- [Exercise brief]
Report each line from the data below that holds the word "screenshot".

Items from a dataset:
------------------------------------------------------------------------

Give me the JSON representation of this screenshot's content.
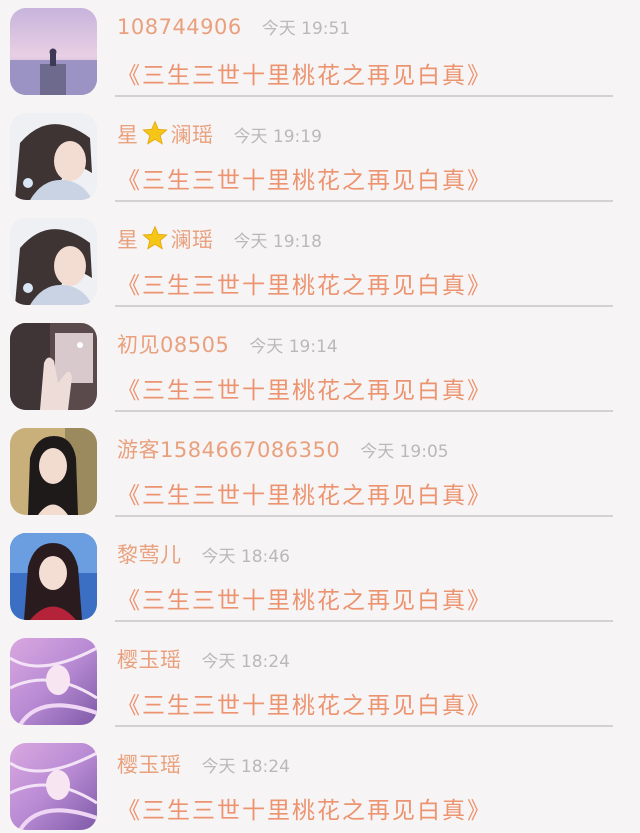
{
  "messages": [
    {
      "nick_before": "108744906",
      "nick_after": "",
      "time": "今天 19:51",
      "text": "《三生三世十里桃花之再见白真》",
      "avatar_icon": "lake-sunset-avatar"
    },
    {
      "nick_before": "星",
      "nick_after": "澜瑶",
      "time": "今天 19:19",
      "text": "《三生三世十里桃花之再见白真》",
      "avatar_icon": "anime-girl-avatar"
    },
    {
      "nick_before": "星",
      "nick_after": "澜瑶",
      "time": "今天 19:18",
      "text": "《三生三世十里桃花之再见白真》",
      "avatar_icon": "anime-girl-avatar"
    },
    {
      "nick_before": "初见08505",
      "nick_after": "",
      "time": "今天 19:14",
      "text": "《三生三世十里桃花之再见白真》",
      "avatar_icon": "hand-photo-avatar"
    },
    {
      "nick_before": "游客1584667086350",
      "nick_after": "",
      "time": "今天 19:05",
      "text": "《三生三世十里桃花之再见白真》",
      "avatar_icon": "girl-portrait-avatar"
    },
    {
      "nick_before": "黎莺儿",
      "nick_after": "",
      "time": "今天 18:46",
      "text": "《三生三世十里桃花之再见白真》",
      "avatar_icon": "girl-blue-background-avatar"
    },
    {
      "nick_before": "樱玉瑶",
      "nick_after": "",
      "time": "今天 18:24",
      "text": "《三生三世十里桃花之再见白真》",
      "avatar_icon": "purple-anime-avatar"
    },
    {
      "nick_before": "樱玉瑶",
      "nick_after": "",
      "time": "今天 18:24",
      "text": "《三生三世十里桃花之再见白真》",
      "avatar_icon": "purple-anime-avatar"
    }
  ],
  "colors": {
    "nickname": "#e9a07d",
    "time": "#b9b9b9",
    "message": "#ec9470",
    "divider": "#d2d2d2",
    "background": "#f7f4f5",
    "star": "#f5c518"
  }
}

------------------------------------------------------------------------

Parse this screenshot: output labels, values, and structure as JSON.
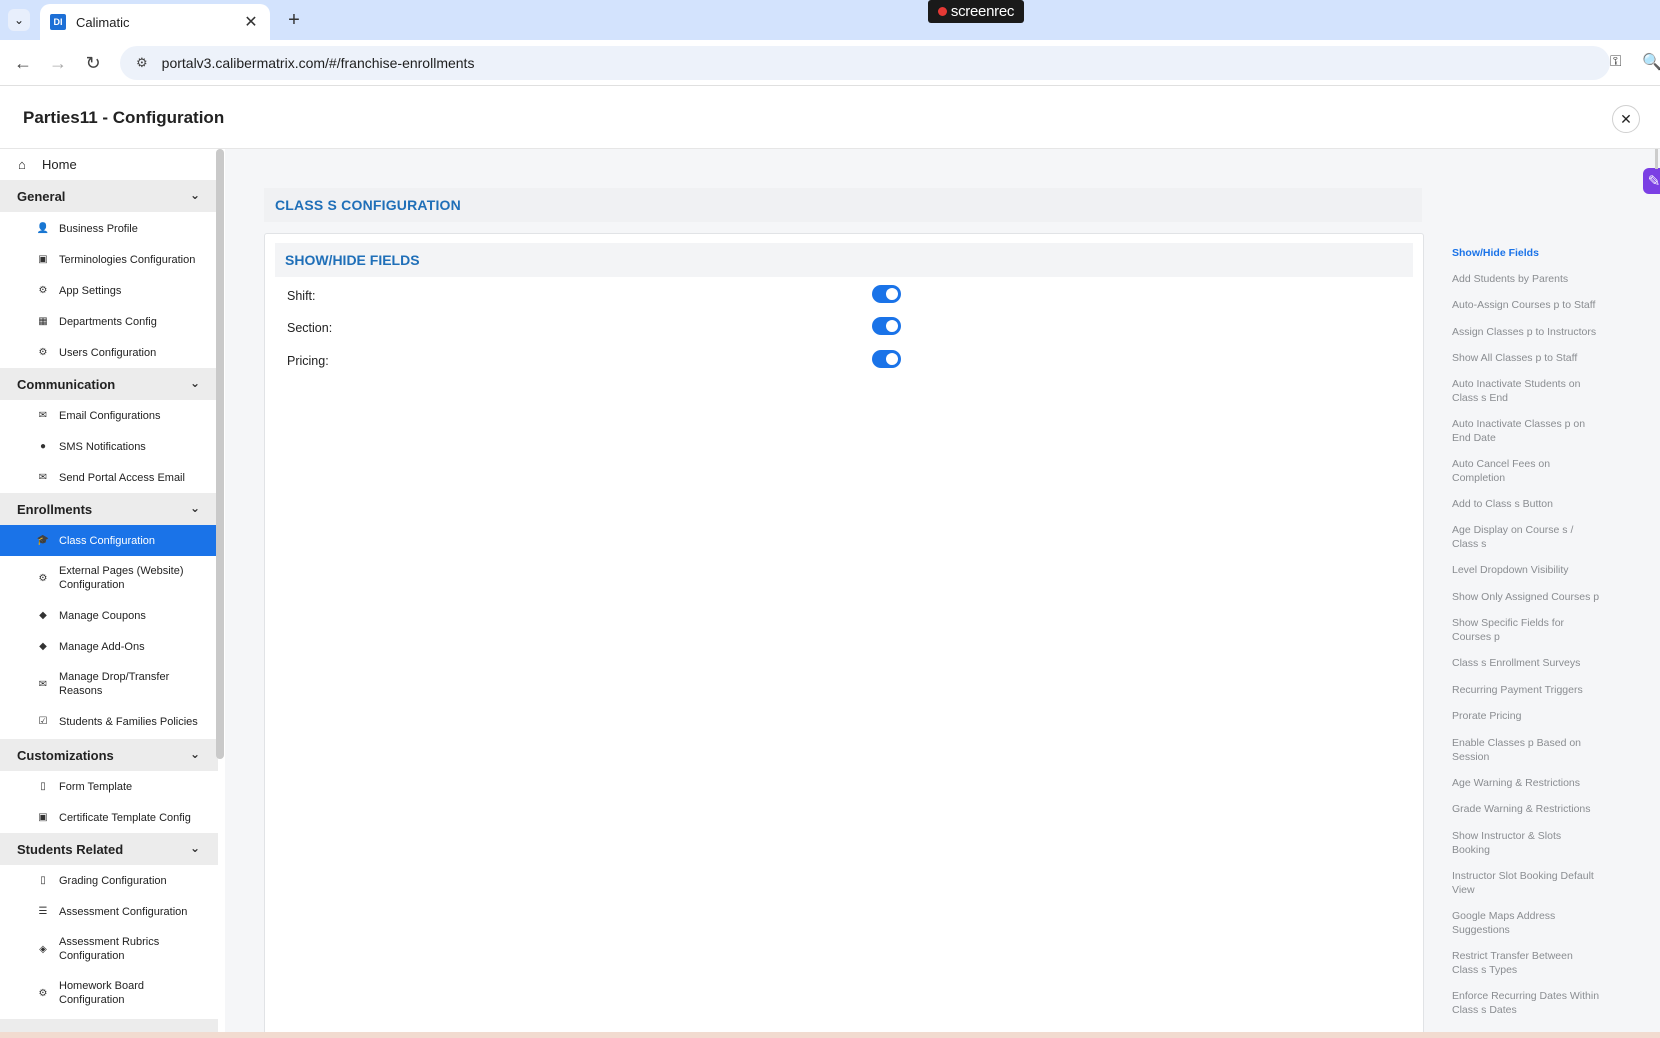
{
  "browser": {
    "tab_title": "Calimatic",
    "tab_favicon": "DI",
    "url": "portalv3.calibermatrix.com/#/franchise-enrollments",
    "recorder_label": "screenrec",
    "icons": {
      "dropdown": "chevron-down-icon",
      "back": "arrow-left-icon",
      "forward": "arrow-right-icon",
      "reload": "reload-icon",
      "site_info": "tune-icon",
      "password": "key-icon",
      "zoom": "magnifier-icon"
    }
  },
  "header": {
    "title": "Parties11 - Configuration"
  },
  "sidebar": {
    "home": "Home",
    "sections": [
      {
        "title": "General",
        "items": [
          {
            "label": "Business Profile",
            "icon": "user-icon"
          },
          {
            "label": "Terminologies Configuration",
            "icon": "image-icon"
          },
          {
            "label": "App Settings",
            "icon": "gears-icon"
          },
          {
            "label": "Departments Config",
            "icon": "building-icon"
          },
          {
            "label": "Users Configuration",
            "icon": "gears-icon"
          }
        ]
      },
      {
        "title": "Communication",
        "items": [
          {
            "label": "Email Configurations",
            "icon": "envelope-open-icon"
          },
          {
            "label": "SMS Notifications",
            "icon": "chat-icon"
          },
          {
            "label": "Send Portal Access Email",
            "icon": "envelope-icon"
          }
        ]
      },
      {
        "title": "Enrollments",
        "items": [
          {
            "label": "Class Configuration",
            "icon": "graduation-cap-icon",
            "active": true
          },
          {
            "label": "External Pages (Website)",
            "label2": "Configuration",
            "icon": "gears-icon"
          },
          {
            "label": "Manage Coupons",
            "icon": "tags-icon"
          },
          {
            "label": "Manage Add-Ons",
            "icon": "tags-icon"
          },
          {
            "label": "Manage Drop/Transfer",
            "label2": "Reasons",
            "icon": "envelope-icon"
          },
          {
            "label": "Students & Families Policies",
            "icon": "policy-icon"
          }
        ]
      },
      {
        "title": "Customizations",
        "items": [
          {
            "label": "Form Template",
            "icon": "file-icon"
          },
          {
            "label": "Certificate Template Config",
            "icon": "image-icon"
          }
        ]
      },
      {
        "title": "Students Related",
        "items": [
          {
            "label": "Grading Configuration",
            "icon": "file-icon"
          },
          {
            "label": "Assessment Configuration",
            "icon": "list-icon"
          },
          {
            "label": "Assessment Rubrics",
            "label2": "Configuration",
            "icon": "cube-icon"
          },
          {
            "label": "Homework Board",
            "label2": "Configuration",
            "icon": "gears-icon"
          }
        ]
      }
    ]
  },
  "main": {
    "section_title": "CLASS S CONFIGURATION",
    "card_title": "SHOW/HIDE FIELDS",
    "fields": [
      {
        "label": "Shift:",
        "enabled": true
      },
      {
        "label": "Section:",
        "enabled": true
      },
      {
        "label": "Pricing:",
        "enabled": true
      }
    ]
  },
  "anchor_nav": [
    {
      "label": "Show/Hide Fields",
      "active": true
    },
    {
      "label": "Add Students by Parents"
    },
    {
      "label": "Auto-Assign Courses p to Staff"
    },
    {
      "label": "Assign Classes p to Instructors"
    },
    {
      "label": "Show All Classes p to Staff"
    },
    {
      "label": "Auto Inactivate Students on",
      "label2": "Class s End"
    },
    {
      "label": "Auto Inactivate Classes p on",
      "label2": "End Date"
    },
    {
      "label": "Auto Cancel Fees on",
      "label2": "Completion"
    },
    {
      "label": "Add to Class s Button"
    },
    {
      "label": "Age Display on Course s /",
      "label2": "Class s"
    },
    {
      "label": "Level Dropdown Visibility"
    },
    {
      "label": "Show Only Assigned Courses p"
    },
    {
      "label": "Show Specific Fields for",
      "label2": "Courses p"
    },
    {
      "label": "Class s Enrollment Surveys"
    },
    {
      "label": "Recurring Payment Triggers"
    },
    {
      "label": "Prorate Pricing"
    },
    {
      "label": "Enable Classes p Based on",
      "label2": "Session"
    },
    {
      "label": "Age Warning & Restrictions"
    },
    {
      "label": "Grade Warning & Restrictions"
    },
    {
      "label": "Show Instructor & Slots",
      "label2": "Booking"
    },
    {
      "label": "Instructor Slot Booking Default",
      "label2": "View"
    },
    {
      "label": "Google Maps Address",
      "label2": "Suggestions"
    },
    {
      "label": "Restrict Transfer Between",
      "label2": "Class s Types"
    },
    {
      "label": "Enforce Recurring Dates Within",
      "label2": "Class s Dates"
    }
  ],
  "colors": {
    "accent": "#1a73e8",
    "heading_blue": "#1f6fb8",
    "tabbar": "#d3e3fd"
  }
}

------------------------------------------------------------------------

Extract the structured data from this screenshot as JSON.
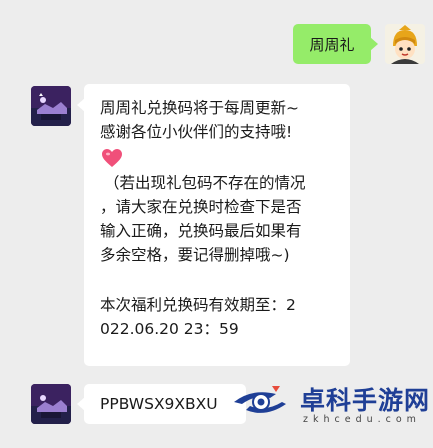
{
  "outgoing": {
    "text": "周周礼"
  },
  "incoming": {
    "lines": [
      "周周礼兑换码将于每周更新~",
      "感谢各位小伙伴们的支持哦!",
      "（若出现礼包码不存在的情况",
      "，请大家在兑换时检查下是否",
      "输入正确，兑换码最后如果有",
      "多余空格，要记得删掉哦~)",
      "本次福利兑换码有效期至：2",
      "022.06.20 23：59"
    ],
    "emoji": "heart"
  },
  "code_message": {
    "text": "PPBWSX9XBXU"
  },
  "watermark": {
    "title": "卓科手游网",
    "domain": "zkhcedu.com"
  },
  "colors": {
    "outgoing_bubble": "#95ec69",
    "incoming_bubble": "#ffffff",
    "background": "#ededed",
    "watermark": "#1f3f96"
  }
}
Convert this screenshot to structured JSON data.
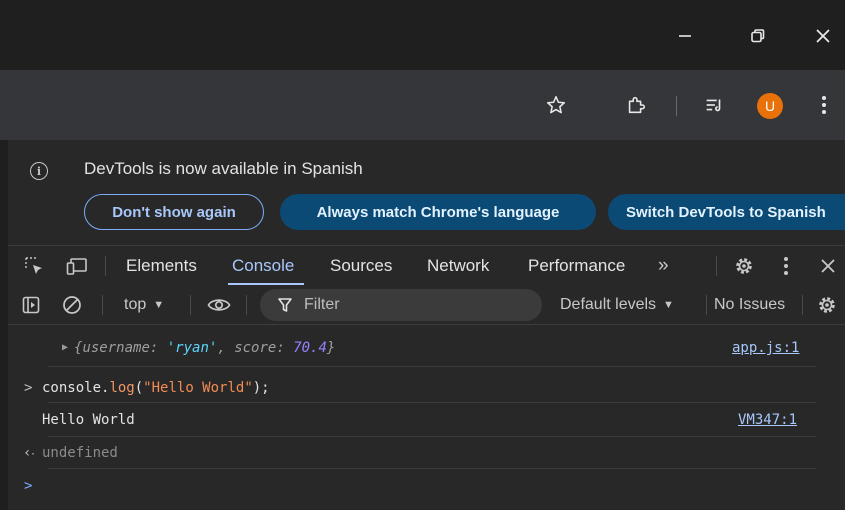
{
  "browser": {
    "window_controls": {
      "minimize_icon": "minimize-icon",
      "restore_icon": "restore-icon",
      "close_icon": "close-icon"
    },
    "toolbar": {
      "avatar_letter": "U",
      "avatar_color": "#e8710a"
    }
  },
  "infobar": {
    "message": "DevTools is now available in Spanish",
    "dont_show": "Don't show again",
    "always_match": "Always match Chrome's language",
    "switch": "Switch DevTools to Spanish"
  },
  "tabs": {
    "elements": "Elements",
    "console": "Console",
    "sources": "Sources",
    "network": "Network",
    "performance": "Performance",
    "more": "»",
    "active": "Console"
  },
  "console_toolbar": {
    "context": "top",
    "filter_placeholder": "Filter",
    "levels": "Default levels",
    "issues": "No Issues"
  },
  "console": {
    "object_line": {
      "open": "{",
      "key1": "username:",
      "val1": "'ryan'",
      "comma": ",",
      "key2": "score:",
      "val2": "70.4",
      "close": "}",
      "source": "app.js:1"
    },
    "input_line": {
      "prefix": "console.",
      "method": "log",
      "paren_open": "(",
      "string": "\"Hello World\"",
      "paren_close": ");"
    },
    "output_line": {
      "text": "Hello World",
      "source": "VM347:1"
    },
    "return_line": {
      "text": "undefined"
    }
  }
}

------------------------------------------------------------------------

- [Answer section]
Give me the JSON representation of this screenshot's content.
Parse this screenshot: output labels, values, and structure as JSON.
Extract the structured data from this screenshot as JSON.
Convert this screenshot to structured JSON data.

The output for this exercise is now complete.